[What is being asked]
Which lines in the material below contain the word "product"? Copy each of them.

[Records for processing]
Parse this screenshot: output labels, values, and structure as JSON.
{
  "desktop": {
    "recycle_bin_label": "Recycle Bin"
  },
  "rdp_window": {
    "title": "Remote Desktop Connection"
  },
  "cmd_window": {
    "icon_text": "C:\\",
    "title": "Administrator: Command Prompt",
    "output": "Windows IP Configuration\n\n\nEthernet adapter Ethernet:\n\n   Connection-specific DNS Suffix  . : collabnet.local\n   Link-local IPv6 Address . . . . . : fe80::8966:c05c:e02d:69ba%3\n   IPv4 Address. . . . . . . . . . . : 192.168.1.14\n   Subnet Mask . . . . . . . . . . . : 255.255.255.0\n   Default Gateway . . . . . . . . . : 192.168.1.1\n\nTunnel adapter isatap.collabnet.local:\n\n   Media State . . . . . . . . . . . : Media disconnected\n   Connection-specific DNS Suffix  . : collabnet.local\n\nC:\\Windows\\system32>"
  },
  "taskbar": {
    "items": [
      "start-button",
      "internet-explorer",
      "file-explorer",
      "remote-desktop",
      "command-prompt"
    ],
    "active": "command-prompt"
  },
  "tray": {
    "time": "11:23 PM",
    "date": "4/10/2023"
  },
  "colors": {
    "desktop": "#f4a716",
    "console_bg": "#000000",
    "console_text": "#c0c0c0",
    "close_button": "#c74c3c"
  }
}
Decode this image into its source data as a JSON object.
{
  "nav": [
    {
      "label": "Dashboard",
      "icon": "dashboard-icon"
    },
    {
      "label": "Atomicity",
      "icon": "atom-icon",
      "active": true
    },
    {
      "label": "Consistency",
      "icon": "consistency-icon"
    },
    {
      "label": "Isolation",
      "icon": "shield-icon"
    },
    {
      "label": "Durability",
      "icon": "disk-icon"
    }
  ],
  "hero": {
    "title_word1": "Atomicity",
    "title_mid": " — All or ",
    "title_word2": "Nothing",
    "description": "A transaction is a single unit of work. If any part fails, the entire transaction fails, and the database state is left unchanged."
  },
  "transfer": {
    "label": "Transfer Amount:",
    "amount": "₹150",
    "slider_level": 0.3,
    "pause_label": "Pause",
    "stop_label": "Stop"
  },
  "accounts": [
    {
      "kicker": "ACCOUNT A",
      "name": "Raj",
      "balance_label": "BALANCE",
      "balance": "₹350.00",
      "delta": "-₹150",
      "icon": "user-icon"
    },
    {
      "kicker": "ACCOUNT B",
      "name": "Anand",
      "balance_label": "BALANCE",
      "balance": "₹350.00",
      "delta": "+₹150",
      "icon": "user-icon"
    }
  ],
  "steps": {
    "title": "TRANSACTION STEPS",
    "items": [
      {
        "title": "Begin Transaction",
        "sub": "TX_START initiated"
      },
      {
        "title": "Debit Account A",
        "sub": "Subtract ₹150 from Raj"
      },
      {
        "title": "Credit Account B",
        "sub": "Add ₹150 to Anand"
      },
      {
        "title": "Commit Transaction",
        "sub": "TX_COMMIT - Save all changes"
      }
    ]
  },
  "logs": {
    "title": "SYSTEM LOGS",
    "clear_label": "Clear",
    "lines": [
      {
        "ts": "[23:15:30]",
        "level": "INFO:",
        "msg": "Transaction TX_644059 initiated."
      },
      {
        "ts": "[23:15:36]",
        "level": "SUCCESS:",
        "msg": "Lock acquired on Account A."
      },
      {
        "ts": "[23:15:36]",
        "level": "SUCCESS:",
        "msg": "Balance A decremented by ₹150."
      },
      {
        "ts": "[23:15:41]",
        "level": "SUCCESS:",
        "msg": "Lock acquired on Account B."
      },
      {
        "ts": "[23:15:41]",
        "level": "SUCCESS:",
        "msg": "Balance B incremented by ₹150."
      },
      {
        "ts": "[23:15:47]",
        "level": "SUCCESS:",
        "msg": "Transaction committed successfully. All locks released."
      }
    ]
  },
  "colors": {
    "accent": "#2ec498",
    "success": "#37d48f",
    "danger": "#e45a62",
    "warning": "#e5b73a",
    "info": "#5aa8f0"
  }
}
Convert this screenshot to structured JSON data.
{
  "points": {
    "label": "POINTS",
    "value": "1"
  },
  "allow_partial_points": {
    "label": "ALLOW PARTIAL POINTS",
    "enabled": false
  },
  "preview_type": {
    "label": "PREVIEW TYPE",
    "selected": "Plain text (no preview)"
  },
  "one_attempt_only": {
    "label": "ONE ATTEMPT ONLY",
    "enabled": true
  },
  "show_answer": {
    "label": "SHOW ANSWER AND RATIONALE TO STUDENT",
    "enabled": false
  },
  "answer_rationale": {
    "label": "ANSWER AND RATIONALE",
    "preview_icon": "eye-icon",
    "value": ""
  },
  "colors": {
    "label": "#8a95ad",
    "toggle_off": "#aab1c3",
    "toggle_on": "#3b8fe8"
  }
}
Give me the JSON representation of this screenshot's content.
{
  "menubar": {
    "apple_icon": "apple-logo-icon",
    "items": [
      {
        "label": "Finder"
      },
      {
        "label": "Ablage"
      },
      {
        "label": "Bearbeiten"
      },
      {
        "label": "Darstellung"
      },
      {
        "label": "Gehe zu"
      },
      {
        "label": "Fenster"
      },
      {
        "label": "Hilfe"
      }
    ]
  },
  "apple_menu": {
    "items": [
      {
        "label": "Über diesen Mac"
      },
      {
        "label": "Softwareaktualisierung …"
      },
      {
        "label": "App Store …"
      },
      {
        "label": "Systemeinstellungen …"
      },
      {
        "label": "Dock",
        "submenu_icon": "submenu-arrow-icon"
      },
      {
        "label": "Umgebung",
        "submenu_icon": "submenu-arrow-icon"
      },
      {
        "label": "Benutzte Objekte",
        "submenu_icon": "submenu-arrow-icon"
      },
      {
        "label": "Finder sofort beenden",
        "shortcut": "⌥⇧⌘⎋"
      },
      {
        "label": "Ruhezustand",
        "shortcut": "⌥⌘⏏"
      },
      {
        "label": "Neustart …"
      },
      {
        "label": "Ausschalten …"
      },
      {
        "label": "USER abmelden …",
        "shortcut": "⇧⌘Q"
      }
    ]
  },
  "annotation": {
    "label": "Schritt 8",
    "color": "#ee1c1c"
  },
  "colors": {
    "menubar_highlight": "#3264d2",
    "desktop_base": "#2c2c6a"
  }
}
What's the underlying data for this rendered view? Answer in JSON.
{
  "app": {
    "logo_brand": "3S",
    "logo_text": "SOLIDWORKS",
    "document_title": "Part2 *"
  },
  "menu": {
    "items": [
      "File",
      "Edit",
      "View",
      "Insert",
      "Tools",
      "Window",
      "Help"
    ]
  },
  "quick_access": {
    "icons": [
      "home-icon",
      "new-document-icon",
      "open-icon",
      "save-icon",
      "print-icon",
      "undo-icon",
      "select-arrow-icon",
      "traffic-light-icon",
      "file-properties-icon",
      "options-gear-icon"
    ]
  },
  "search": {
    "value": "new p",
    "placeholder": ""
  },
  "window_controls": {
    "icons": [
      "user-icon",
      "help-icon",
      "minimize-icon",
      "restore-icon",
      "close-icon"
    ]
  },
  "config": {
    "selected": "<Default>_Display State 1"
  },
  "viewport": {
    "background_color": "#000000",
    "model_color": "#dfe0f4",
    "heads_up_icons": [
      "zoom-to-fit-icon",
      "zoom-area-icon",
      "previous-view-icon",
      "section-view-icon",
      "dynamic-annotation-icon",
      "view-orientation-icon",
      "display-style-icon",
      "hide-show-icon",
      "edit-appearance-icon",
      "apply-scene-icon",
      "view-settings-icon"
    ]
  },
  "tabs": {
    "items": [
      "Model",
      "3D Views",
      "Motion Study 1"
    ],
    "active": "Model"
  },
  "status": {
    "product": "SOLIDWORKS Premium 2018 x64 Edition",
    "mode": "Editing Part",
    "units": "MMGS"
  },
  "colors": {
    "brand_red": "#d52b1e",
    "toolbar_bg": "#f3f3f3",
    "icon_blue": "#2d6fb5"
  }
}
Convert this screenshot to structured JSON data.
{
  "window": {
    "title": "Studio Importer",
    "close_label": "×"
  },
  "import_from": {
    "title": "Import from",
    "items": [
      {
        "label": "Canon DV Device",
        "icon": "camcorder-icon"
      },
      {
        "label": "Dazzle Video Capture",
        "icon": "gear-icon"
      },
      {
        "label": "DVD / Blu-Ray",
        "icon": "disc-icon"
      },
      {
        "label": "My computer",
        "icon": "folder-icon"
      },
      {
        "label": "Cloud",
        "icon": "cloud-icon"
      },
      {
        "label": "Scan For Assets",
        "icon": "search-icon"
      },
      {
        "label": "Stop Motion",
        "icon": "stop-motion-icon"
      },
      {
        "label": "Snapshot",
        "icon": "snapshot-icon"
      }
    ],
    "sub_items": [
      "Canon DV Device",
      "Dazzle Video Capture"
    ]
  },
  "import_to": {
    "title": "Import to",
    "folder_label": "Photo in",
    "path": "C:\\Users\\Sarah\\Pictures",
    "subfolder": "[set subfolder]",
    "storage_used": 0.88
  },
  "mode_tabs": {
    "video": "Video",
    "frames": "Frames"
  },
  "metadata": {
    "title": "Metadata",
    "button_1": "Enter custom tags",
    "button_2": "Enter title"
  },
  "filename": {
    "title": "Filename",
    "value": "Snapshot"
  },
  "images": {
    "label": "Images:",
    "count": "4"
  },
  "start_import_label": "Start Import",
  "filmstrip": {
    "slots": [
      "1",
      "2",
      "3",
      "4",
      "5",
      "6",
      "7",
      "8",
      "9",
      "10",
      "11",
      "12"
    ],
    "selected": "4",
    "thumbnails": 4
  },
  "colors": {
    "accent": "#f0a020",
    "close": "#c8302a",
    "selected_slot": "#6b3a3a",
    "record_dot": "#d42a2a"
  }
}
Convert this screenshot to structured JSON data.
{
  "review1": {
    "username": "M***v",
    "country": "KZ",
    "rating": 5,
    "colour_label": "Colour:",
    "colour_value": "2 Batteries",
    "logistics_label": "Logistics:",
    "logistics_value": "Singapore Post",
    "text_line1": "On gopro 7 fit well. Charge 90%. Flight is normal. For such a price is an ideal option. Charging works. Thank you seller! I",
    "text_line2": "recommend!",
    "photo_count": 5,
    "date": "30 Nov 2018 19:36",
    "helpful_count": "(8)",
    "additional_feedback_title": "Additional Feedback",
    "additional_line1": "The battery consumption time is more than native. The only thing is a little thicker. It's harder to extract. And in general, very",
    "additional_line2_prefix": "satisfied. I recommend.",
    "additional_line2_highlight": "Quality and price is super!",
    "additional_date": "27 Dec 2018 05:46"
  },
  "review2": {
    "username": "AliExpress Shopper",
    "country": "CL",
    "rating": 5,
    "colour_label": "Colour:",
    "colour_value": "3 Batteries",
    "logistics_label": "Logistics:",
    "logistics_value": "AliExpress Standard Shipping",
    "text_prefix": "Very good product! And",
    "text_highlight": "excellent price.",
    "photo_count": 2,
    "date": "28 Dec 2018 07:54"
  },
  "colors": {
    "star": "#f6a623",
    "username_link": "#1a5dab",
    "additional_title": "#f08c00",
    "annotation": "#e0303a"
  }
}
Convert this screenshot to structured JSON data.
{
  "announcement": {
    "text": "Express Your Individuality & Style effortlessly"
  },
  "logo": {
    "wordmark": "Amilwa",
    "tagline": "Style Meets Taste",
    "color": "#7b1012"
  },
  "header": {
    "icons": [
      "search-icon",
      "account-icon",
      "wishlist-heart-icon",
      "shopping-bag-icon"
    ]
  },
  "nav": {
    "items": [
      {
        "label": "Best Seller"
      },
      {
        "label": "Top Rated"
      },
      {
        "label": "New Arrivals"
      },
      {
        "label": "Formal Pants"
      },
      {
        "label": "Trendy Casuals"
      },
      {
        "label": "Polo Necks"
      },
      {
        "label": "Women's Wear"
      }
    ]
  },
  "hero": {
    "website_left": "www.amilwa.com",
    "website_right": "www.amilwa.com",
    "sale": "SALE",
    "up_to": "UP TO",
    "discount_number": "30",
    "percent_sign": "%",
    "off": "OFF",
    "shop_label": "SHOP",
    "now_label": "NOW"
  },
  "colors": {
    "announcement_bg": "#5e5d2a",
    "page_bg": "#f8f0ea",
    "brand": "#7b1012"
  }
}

[Answer for the task]
    "product": "SOLIDWORKS Premium 2018 x64 Edition",
    "text_prefix": "Very good product! And",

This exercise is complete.